keytool -keystore keystore.jks -certreq
In this scenario, OpenSSL would not be required since the keypair is already stored in the keystore. From here you can import the certificates following a form similar to this:
keytool -import -keystore keystore.jks -alias root -file AddTrustExternalCARoot.crt
keytool -import -keystore keystore.jks -alias intermediate1 -file COMODORSAAddTrustCA.crt
keytool -import -keystore keystore.jks -alias intermediate2 -file COMODORSADomainValidationSecureServerCA.crt
keytool -import -keystore keystore.jks -alias mykey -file amc-server_jtconnors_com.crt
In the last command, "-alias mykey" is essential and must match the key pair in the keystone. As a shortcut, you could also concatenate all PEM-encoded certificates into a big file and then call:
keytool -import -keystore keystore.jks -alias mykey -file thebigfile
Alternative B: Along with the ValidateChain program WebLogic 12c's weblogic.jar file also includes a utility called ImportPrivateKey which can also used to import a certificate chain into a Java keystore. This utility
described in Creating
a Keystore Using ImportPrivateKey subsection of WebLogic
documention on Configuring
Keystores. The command follows a form like this:
java -cp %WL_HOME%\server\lib\weblogic.jar utils.ImportPrivateKey -keystore newkeystore -storepass **keystorepassword** -alias amctrust -certfile certificate.pem -keyfile privatekey.pem [-keyfilepass **privatekeypassword**]
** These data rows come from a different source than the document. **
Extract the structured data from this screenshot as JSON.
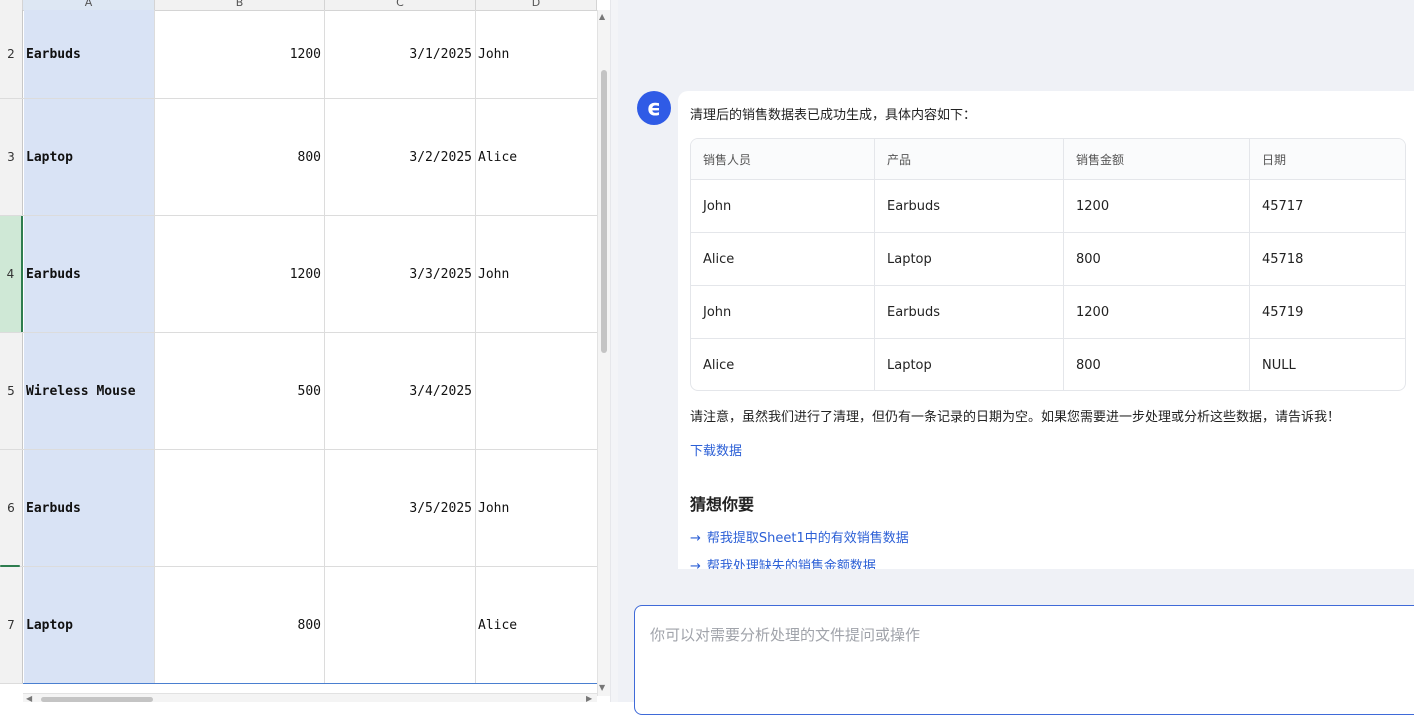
{
  "sheet": {
    "columns": [
      "A",
      "B",
      "C",
      "D"
    ],
    "rows": [
      {
        "num": "2",
        "a": "Earbuds",
        "b": "1200",
        "c": "3/1/2025",
        "d": "John"
      },
      {
        "num": "3",
        "a": "Laptop",
        "b": "800",
        "c": "3/2/2025",
        "d": "Alice"
      },
      {
        "num": "4",
        "a": "Earbuds",
        "b": "1200",
        "c": "3/3/2025",
        "d": "John"
      },
      {
        "num": "5",
        "a": "Wireless Mouse",
        "b": "500",
        "c": "3/4/2025",
        "d": ""
      },
      {
        "num": "6",
        "a": "Earbuds",
        "b": "",
        "c": "3/5/2025",
        "d": "John"
      },
      {
        "num": "7",
        "a": "Laptop",
        "b": "800",
        "c": "",
        "d": "Alice"
      }
    ]
  },
  "chat": {
    "avatar_glyph": "ϵ",
    "intro": "清理后的销售数据表已成功生成，具体内容如下：",
    "table": {
      "headers": [
        "销售人员",
        "产品",
        "销售金额",
        "日期"
      ],
      "rows": [
        [
          "John",
          "Earbuds",
          "1200",
          "45717"
        ],
        [
          "Alice",
          "Laptop",
          "800",
          "45718"
        ],
        [
          "John",
          "Earbuds",
          "1200",
          "45719"
        ],
        [
          "Alice",
          "Laptop",
          "800",
          "NULL"
        ]
      ]
    },
    "note": "请注意，虽然我们进行了清理，但仍有一条记录的日期为空。如果您需要进一步处理或分析这些数据，请告诉我！",
    "download_label": "下载数据",
    "guess_title": "猜想你要",
    "suggestions": [
      {
        "arrow": "→",
        "text": "帮我提取Sheet1中的有效销售数据"
      },
      {
        "arrow": "→",
        "text": "帮我处理缺失的销售金额数据"
      }
    ],
    "input_placeholder": "你可以对需要分析处理的文件提问或操作"
  },
  "colors": {
    "accent": "#2f5be6",
    "link": "#2b5fd6",
    "selection": "#d9e3f5",
    "active_row": "#cfe8d6"
  },
  "icons": {
    "scroll_up": "▲",
    "scroll_down": "▼",
    "scroll_left": "◀",
    "scroll_right": "▶"
  }
}
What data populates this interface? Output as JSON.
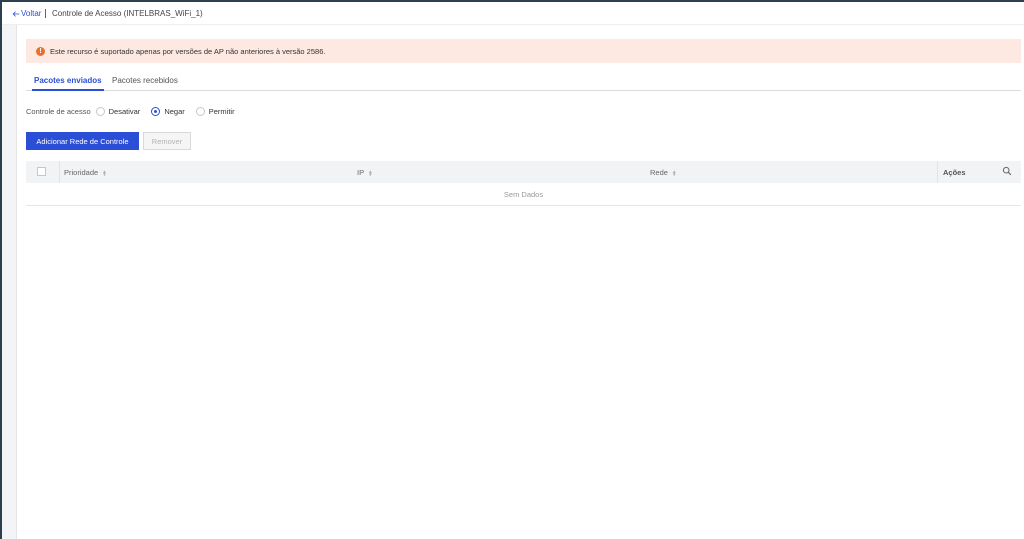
{
  "header": {
    "back_label": "Voltar",
    "title": "Controle de Acesso (INTELBRAS_WiFi_1)"
  },
  "alert": {
    "icon": "exclamation-icon",
    "text": "Este recurso é suportado apenas por versões de AP não anteriores à versão 2586.",
    "color": "#e8712b"
  },
  "tabs": [
    {
      "label": "Pacotes enviados",
      "active": true
    },
    {
      "label": "Pacotes recebidos",
      "active": false
    }
  ],
  "access_control": {
    "label": "Controle de acesso",
    "options": [
      {
        "label": "Desativar",
        "selected": false
      },
      {
        "label": "Negar",
        "selected": true
      },
      {
        "label": "Permitir",
        "selected": false
      }
    ]
  },
  "buttons": {
    "add_label": "Adicionar Rede de Controle",
    "remove_label": "Remover"
  },
  "table": {
    "columns": [
      "Prioridade",
      "IP",
      "Rede",
      "Ações"
    ],
    "empty_text": "Sem Dados"
  },
  "colors": {
    "accent": "#2a4fd6",
    "alert_bg": "#fde9e1",
    "frame": "#2d3e4f"
  }
}
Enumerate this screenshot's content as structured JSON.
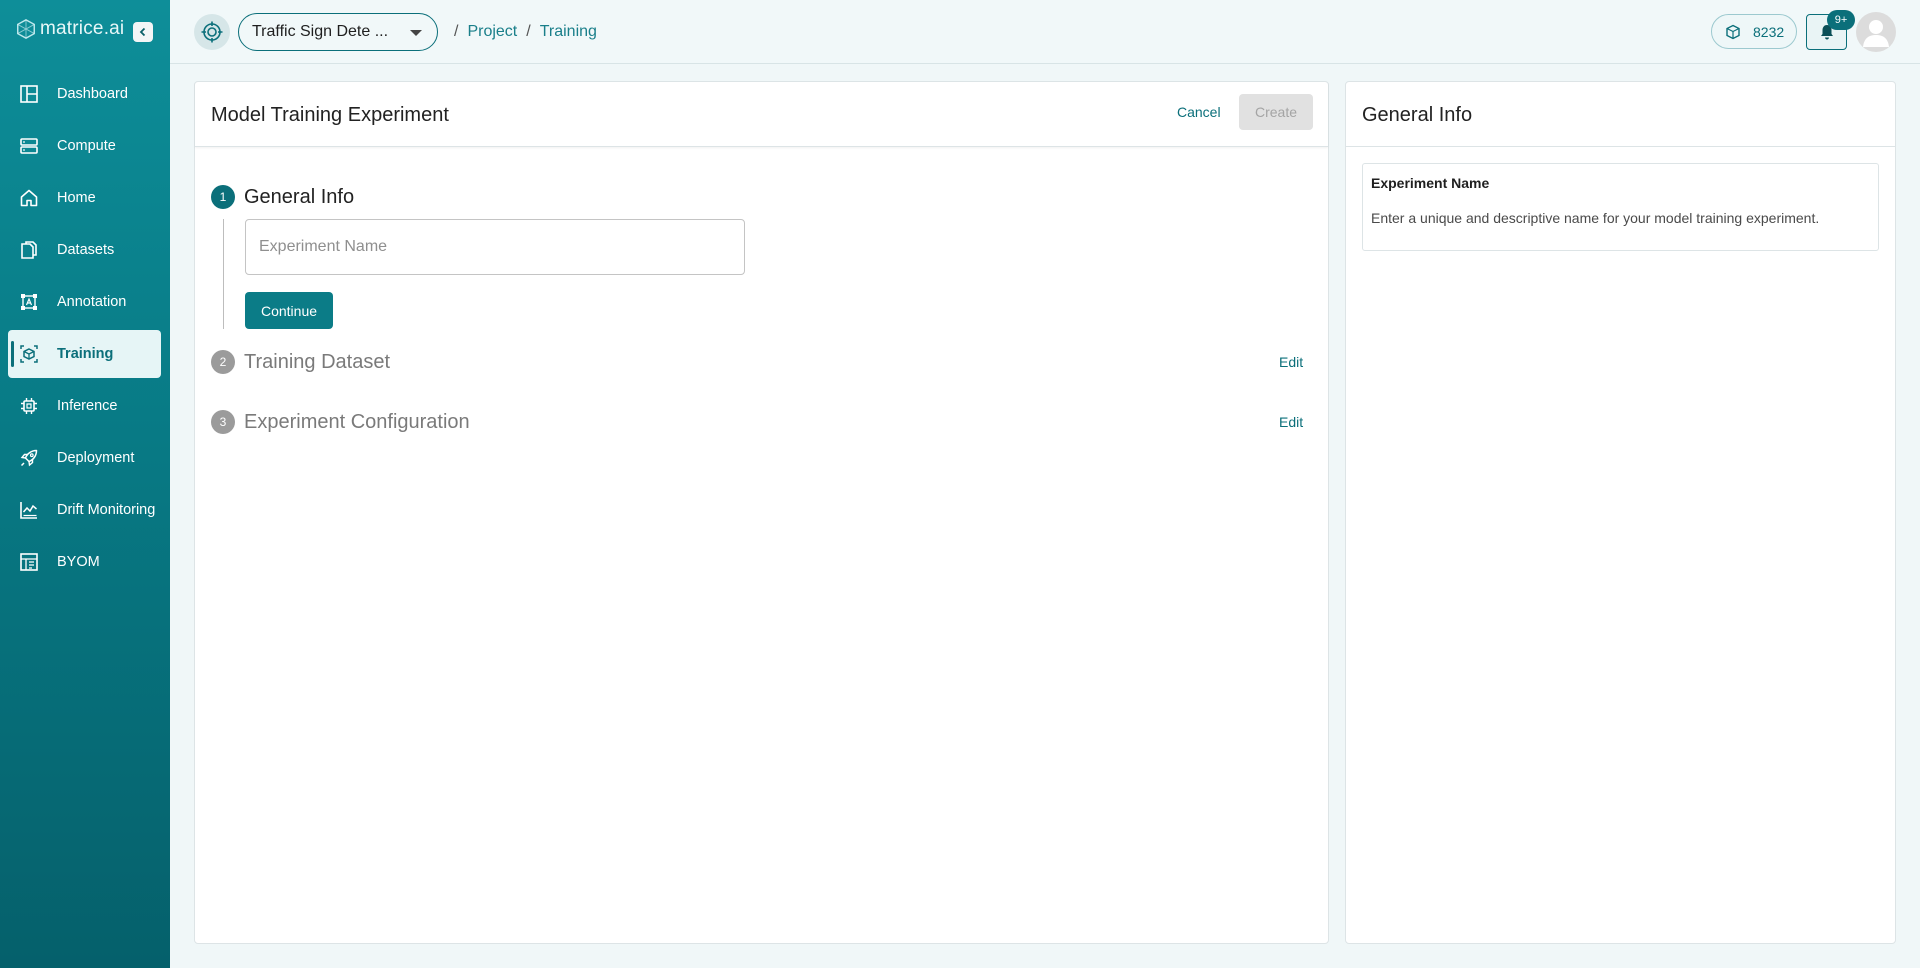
{
  "brand": {
    "name": "matrice.ai",
    "collapse_icon": "chevron-left-icon"
  },
  "sidebar": {
    "items": [
      {
        "label": "Dashboard",
        "icon": "dashboard-icon",
        "active": false
      },
      {
        "label": "Compute",
        "icon": "server-icon",
        "active": false
      },
      {
        "label": "Home",
        "icon": "home-icon",
        "active": false
      },
      {
        "label": "Datasets",
        "icon": "files-icon",
        "active": false
      },
      {
        "label": "Annotation",
        "icon": "annotation-icon",
        "active": false
      },
      {
        "label": "Training",
        "icon": "cube-icon",
        "active": true
      },
      {
        "label": "Inference",
        "icon": "chip-icon",
        "active": false
      },
      {
        "label": "Deployment",
        "icon": "rocket-icon",
        "active": false
      },
      {
        "label": "Drift Monitoring",
        "icon": "chart-icon",
        "active": false
      },
      {
        "label": "BYOM",
        "icon": "model-icon",
        "active": false
      }
    ]
  },
  "topbar": {
    "project_name": "Traffic Sign Dete ...",
    "breadcrumb": [
      "Project",
      "Training"
    ],
    "credits": "8232",
    "notification_badge": "9+"
  },
  "main": {
    "title": "Model Training Experiment",
    "cancel_label": "Cancel",
    "create_label": "Create",
    "steps": [
      {
        "number": "1",
        "label": "General Info"
      },
      {
        "number": "2",
        "label": "Training Dataset",
        "edit_label": "Edit"
      },
      {
        "number": "3",
        "label": "Experiment Configuration",
        "edit_label": "Edit"
      }
    ],
    "experiment_name": {
      "value": "",
      "placeholder": "Experiment Name"
    },
    "continue_label": "Continue"
  },
  "info": {
    "title": "General Info",
    "field_title": "Experiment Name",
    "field_description": "Enter a unique and descriptive name for your model training experiment."
  },
  "colors": {
    "accent": "#0b6f7a",
    "sidebar_top": "#0e8e99",
    "sidebar_bottom": "#05606b",
    "disabled": "#e1e1e1"
  }
}
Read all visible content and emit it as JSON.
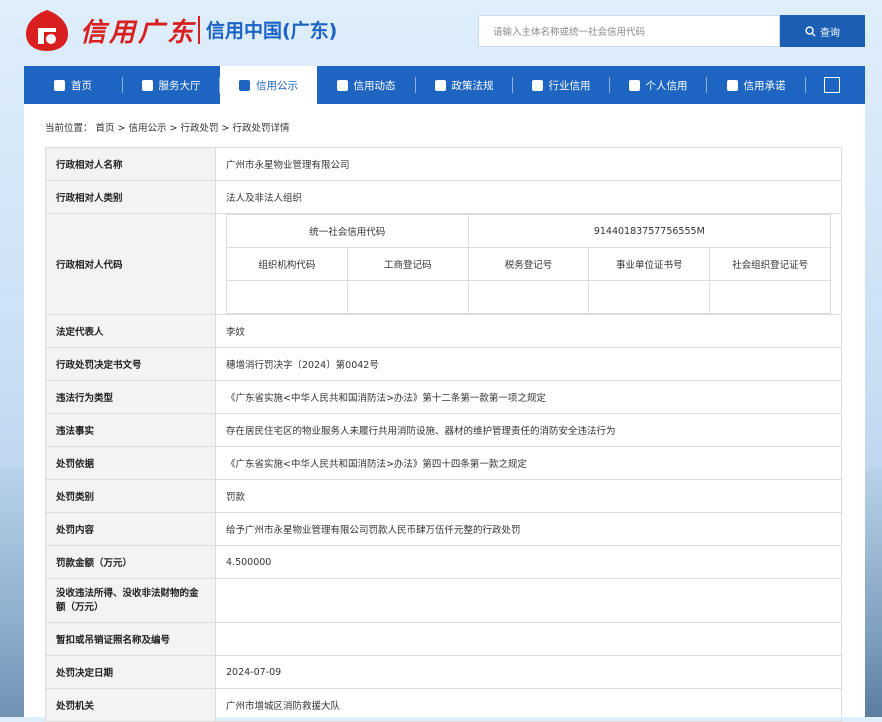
{
  "header": {
    "logo_cn": "信用广东",
    "site_title": "信用中国(广东)",
    "search_placeholder": "请输入主体名称或统一社会信用代码",
    "search_button": "查询"
  },
  "nav": {
    "items": [
      {
        "label": "首页",
        "icon": "home-icon"
      },
      {
        "label": "服务大厅",
        "icon": "grid-icon"
      },
      {
        "label": "信用公示",
        "icon": "bulletin-icon",
        "active": true
      },
      {
        "label": "信用动态",
        "icon": "news-icon"
      },
      {
        "label": "政策法规",
        "icon": "book-icon"
      },
      {
        "label": "行业信用",
        "icon": "building-icon"
      },
      {
        "label": "个人信用",
        "icon": "id-card-icon"
      },
      {
        "label": "信用承诺",
        "icon": "shield-check-icon"
      }
    ],
    "expand_icon": "expand-icon"
  },
  "breadcrumb": {
    "prefix": "当前位置：",
    "items": [
      "首页",
      "信用公示",
      "行政处罚",
      "行政处罚详情"
    ],
    "separator": ">"
  },
  "detail": {
    "name_label": "行政相对人名称",
    "name_value": "广州市永星物业管理有限公司",
    "type_label": "行政相对人类别",
    "type_value": "法人及非法人组织",
    "code_label": "行政相对人代码",
    "uscc_label": "统一社会信用代码",
    "uscc_value": "91440183757756555M",
    "code_headers": [
      "组织机构代码",
      "工商登记码",
      "税务登记号",
      "事业单位证书号",
      "社会组织登记证号"
    ],
    "code_values": [
      "",
      "",
      "",
      "",
      ""
    ],
    "rows": [
      {
        "label": "法定代表人",
        "value": "李妏"
      },
      {
        "label": "行政处罚决定书文号",
        "value": "穗增消行罚决字〔2024〕第0042号"
      },
      {
        "label": "违法行为类型",
        "value": "《广东省实施<中华人民共和国消防法>办法》第十二条第一款第一项之规定"
      },
      {
        "label": "违法事实",
        "value": "存在居民住宅区的物业服务人未履行共用消防设施、器材的维护管理责任的消防安全违法行为"
      },
      {
        "label": "处罚依据",
        "value": "《广东省实施<中华人民共和国消防法>办法》第四十四条第一款之规定"
      },
      {
        "label": "处罚类别",
        "value": "罚款"
      },
      {
        "label": "处罚内容",
        "value": "给予广州市永星物业管理有限公司罚款人民币肆万伍仟元整的行政处罚"
      },
      {
        "label": "罚款金额（万元）",
        "value": "4.500000"
      },
      {
        "label": "没收违法所得、没收非法财物的金额（万元）",
        "value": "",
        "tall": true
      },
      {
        "label": "暂扣或吊销证照名称及编号",
        "value": ""
      },
      {
        "label": "处罚决定日期",
        "value": "2024-07-09"
      },
      {
        "label": "处罚机关",
        "value": "广州市增城区消防救援大队"
      }
    ]
  },
  "colors": {
    "brand_red": "#d81e1e",
    "nav_blue": "#1e64c1",
    "button_blue": "#1a5fb4"
  }
}
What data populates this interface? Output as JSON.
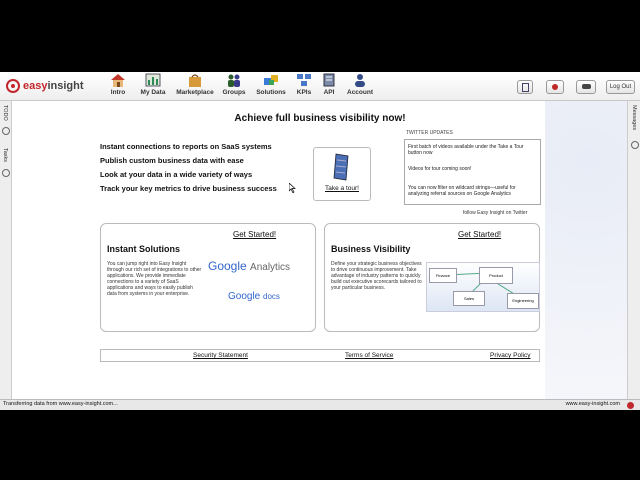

For further edification please consult the WebLogic docs.